Mumford & Sons - Live at the O2

IMG_2407-2.jpg

Having postponed several shows across the UK due to logistical reasons, crowds at the O2 waited in anticipation to marvel the venue staging said to recreate the intimacy of London’s Mumford & Sons newly released album Delta.

Placed thinly across the centre lay a stage just wide enough to fit the band and a few key crew members to help project the spectacle on screen either side of the stage. The set up not only allowed a more panoramic view but offered fans a more interactive experience as the London boys paced up and down greeting listeners at every turn.

Guiding Light followed by Little Lion Man, Babel and Lover of the Light is worth the admission alone as fans rose to their feet and roared back the lyrics at every possible moment. It was a strong spectacle that solidifies Mumford & Sons as a band designed to be seen live.

Performing her own headline show earlier in the year, it was a welcome return seeing rising star Maggie Rogers accompany the band on stage to perform Beloved, shining as brightly as a thousand lights being protruded into the air by avid fans.

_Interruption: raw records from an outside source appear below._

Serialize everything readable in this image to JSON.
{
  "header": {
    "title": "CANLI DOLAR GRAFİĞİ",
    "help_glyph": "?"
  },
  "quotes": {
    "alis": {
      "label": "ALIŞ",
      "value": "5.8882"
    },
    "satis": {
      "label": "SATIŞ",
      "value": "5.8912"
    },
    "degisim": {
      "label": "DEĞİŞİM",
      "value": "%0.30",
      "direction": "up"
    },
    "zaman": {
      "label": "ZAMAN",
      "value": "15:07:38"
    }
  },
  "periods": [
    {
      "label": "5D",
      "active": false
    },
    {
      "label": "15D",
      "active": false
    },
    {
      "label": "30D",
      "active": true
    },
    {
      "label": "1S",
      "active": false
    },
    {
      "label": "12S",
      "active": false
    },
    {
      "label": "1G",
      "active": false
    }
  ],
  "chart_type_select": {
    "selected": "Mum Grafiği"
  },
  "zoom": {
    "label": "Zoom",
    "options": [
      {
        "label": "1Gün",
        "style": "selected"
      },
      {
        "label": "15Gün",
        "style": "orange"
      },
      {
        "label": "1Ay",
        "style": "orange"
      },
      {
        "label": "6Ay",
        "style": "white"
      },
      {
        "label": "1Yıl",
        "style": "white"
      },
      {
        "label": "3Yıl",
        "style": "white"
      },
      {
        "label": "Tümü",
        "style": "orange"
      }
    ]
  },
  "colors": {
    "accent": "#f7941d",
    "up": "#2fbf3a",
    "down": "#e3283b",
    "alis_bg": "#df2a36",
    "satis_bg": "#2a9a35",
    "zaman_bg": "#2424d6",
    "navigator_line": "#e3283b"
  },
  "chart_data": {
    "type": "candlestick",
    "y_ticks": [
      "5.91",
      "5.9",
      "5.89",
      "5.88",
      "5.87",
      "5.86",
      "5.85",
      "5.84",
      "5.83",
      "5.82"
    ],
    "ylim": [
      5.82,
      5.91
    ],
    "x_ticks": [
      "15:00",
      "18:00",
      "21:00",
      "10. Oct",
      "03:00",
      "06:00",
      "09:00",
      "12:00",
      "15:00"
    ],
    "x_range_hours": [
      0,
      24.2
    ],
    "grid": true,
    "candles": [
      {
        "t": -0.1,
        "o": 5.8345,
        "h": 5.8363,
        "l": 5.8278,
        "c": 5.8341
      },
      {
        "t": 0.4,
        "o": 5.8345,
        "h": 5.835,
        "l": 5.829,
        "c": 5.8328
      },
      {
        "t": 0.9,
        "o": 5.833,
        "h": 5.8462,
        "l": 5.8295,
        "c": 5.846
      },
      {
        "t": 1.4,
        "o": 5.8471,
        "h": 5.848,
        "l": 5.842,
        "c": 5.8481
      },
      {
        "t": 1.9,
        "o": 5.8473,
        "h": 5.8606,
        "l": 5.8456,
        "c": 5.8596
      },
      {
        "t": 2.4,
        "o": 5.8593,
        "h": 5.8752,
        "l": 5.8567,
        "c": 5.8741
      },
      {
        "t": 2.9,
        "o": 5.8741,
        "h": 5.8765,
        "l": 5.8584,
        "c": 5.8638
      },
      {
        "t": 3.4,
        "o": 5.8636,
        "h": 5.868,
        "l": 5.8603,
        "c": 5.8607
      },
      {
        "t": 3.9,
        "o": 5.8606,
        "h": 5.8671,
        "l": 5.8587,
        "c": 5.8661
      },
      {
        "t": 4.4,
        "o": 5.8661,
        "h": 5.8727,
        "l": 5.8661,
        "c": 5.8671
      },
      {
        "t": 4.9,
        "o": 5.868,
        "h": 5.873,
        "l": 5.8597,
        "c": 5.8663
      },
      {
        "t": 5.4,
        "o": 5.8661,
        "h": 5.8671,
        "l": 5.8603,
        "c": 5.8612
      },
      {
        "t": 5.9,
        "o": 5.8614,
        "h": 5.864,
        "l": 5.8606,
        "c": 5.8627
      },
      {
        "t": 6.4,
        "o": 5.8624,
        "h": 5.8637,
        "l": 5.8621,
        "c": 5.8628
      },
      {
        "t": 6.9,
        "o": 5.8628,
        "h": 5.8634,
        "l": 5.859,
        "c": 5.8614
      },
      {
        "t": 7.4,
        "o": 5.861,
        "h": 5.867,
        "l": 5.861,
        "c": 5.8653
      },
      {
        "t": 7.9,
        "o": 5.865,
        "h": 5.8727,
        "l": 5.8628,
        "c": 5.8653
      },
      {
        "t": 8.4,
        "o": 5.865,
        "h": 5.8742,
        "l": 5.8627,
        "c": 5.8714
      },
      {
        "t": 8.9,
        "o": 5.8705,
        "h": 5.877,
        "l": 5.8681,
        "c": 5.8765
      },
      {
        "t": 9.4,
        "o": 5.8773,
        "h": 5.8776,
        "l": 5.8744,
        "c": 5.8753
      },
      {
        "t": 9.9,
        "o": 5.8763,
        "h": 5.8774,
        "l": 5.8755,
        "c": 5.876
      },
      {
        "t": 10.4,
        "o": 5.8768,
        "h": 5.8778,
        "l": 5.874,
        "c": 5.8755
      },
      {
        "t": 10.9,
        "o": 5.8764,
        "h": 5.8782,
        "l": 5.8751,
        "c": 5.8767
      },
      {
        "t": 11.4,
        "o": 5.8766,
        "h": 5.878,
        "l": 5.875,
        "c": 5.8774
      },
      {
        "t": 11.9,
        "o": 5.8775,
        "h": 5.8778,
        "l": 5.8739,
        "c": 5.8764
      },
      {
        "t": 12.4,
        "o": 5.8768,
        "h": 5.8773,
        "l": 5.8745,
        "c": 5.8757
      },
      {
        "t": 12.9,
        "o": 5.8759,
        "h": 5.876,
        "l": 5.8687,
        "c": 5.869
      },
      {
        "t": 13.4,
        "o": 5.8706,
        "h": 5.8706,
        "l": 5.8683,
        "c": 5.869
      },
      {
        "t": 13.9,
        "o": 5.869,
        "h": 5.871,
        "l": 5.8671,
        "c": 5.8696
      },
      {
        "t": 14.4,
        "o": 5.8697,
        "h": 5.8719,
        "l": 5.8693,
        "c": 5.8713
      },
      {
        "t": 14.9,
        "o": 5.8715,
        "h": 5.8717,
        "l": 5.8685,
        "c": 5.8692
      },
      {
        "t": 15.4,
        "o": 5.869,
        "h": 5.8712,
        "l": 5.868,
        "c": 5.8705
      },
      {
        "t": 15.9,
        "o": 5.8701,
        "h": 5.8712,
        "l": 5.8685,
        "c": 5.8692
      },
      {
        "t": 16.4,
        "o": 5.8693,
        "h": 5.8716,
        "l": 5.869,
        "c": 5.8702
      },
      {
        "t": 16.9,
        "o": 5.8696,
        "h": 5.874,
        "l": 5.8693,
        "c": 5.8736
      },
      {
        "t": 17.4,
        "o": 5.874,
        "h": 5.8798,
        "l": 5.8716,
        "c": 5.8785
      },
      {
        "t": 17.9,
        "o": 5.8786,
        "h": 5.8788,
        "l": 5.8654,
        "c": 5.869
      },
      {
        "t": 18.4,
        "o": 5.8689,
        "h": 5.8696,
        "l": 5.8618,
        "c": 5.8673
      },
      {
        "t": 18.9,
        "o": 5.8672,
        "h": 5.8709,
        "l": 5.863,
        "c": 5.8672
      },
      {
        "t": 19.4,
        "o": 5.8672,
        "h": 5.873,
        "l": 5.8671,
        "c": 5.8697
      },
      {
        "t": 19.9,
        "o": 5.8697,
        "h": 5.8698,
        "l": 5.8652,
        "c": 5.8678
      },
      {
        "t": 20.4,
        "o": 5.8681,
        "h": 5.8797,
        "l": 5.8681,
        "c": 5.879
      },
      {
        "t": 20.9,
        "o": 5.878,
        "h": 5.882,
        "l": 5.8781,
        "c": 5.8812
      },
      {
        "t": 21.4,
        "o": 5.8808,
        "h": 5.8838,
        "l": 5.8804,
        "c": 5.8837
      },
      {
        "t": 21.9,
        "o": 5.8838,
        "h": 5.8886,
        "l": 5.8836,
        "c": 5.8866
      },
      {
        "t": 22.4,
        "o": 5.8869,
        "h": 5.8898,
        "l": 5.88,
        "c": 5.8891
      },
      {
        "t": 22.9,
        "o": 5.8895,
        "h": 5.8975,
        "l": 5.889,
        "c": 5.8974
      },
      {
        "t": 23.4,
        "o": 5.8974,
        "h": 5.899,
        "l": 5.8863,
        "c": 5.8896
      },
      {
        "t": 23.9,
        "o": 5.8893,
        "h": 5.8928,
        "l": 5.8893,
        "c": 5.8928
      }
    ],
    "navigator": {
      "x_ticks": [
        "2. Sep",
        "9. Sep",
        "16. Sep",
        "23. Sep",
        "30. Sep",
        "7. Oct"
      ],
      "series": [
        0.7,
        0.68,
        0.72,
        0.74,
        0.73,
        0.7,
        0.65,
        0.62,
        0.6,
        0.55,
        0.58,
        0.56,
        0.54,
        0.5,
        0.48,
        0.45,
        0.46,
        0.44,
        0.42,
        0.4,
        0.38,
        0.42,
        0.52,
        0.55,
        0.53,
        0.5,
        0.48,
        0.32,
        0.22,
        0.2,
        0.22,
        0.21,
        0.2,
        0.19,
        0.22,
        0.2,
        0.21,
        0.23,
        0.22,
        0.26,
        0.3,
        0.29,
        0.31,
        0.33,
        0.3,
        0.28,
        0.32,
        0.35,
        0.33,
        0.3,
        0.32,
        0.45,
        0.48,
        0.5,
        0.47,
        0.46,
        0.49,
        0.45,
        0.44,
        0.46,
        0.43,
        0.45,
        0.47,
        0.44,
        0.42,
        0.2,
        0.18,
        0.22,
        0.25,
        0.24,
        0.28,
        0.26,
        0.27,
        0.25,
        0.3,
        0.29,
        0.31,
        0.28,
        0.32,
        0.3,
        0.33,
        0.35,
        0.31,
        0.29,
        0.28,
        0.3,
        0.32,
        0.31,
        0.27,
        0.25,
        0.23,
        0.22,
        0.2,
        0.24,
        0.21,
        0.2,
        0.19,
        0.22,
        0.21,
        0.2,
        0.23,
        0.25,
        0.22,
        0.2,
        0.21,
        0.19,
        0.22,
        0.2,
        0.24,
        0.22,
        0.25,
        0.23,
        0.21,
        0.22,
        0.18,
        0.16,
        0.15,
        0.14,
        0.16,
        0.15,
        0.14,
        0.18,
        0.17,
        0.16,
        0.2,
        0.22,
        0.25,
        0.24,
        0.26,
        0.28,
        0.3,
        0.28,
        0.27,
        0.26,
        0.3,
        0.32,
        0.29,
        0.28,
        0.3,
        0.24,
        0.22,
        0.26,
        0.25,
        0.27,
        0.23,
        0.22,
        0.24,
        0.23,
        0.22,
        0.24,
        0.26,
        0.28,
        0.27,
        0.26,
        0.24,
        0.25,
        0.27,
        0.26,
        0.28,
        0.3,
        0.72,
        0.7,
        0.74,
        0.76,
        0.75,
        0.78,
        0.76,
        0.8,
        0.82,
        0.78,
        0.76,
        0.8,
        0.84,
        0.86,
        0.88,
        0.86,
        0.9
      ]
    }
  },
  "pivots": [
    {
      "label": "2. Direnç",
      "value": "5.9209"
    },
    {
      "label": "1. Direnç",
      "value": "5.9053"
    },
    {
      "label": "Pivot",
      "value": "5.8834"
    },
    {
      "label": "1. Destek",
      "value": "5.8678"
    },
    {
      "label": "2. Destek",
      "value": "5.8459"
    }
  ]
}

The only misstep of the night was the jarring performance of Darkness Visible as it’s ethereal sounds and trippy visuals circulated the room and transformed the show suddenly into an ELO concert. The song was accompanied by an array of pyrotechnics that seemed excessive and premature especially as The Wolf was followed swiftly afterwards and would have been the perfect moment to escalate the show to its peak.

However, despite all the grandeur, Mumford & Sons shine best when huddled together and play round a single microphone sat under the twinkling of a few lights. Having the ability to not only silence a room but one of London’s largest venues is true testament to a bands magnetic power and fans weren’t disappointed as the gorgeous harmonies of Timshel floated softly around the venue walls.

In the golden age of distraction, artists are desperate to find new ways to arrest audience attention. Although visually the night was a success, musically Mumford & Sons have plenty to offer that will always surpass the need for a spectacle.